Horn formula

Horn formulas are an important type of predicate logic formula. They play a central role in logical programming and are important for constructive logic. They were named after the American mathematician Alfred Horn .

definition

A clause, also known as a disjunction term , is the disjunction

${\ displaystyle \ phi _ {1} \ vee \ phi _ {2} \ vee \ ldots \ vee \ phi _ {n}}$ of literals , each being either an atomic expression (a positive literal) or the negation of such (a negative literal). ${\ displaystyle \ phi _ {i}}$ A Horn clause is a clause with at most one positive literal; H. with at most one literal that is not a negation.

In the special case of propositional logic, a typical Horn clause looks like this:

${\ displaystyle \ neg p \ lor \ neg q \ vee \ ldots \ vee \ neg t \ vee u}$ In this case, except for all atomic expressions (in this example they are propositional variables) are negations. ${\ displaystyle u}$ A Horn formula is a conjunctive normal form (that is, a conjunction of disjunctions) in which each disjunction term is a Horn clause.

Examples:

• ${\ displaystyle (\ neg p \ vee \ neg q \ vee r) \ wedge (p \ vee \ neg q \ vee \ neg s) \ wedge (\ neg r \ vee \ neg s)}$ The third Horn clause has no, the other two Horn clauses each have a positive literal.
• ${\ displaystyle (x_ {1} \ vee \ neg x_ {2} \ vee \ neg x_ {3}) \ wedge (\ neg x_ {1} \ vee \ neg x_ {2} \ vee \ neg x_ {3} \ vee x_ ​​{4})}$ Forms of representation of Horn clauses

Horn clauses can also be represented as material implications according to the rules of propositional logic . In the simplest case of a Horn clause with two literals, it is known that:

${\ displaystyle \ neg \ phi \ vee \ psi = \ phi \ Rightarrow \ psi}$ By definition, a Horn clause can contain exactly one or no positive literal (i.e. at most one atomic expression). It can also happen that there are no negations at all among the literals. There are therefore three basic types of Horn clauses. The following table gives an overview of these three possible forms of a Horn clause, both as a disjunction and as an implication.

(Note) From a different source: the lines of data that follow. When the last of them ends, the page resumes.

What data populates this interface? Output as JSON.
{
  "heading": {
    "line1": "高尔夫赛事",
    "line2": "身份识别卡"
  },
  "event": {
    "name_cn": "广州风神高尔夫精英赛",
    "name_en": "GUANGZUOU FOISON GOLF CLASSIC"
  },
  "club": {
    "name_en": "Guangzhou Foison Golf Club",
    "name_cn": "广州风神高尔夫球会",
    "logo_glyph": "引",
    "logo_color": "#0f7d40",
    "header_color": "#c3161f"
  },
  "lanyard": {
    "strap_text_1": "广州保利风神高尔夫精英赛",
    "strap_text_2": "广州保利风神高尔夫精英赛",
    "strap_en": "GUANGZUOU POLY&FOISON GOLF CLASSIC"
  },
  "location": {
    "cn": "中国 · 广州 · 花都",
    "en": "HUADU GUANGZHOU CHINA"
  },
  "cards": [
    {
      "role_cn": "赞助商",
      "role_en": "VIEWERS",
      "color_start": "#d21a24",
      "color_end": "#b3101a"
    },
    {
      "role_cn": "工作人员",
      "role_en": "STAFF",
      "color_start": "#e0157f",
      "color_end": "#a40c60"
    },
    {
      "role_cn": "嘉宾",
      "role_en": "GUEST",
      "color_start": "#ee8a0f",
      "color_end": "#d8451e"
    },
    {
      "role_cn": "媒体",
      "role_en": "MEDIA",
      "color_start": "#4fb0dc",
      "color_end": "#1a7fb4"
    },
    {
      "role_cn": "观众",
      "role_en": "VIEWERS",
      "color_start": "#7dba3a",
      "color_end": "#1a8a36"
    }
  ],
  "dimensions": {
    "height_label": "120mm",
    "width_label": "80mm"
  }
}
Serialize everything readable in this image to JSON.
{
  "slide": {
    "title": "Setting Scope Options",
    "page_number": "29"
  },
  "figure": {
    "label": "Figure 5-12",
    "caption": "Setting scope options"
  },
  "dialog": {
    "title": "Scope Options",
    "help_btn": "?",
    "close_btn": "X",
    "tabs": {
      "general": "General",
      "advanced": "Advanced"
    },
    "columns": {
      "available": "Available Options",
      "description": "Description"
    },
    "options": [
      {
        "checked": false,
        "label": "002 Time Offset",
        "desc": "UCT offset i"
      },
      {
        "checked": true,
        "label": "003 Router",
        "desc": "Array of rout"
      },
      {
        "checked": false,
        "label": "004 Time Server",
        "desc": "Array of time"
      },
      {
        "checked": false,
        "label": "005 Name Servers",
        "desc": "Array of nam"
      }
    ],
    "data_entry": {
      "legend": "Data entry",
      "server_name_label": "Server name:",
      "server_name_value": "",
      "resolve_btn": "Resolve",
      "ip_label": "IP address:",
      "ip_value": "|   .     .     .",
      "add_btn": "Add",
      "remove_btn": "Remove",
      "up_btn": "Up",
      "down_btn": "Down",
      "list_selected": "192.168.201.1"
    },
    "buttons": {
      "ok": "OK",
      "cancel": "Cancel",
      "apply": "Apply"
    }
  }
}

Surname description Disjunction implication In words
Target clause No positive literal
At least one negative literal
${\ displaystyle \ neg x_ {1} \ vee \ ldots \ vee \ neg x_ {n}}$ ${\ displaystyle x_ {1} \ wedge \ ldots \ wedge x_ {n} \ Rightarrow 0}$ ${\ displaystyle x_ {1}, \ ldots, x_ {n}}$ are not all true
Definite Horn clause Exactly one positive literal
At least one negative literal
${\ displaystyle \ neg x_ {1} \ vee \ ldots \ vee \ neg x_ {n} \ vee y}$ ${\ displaystyle x_ {1} \ wedge \ ldots \ wedge x_ {n} \ Rightarrow y}$ If are true, then is also true ${\ displaystyle x_ {1}, \ ldots, x_ {n}}$ ${\ displaystyle y}$ Factual clause Exactly one positive literal
No negative literal
${\ displaystyle y \! \;}$ ${\ displaystyle 1 \ Rightarrow y}$ ${\ displaystyle y \! \;}$ is true

Satisfiability

With the help of the marking algorithm , Horn formulas can be tested in polynomial time for satisfiability (in addition, HORNSAT is P-complete ). So you can determine in polynomial time whether a variable assignment (an assignment of truth values ​​to the literals occurring in the Horn formula) exists for which the Horn formula becomes true. In contrast to this, it is assumed that there is generally no polynomial time algorithm for propositional logic formulas (see the satisfiability problem of propositional logic ).

application

The importance of the Horn clauses is in the computer science in mechanical Close . So in are programming language Prolog programs specified as Horn clauses.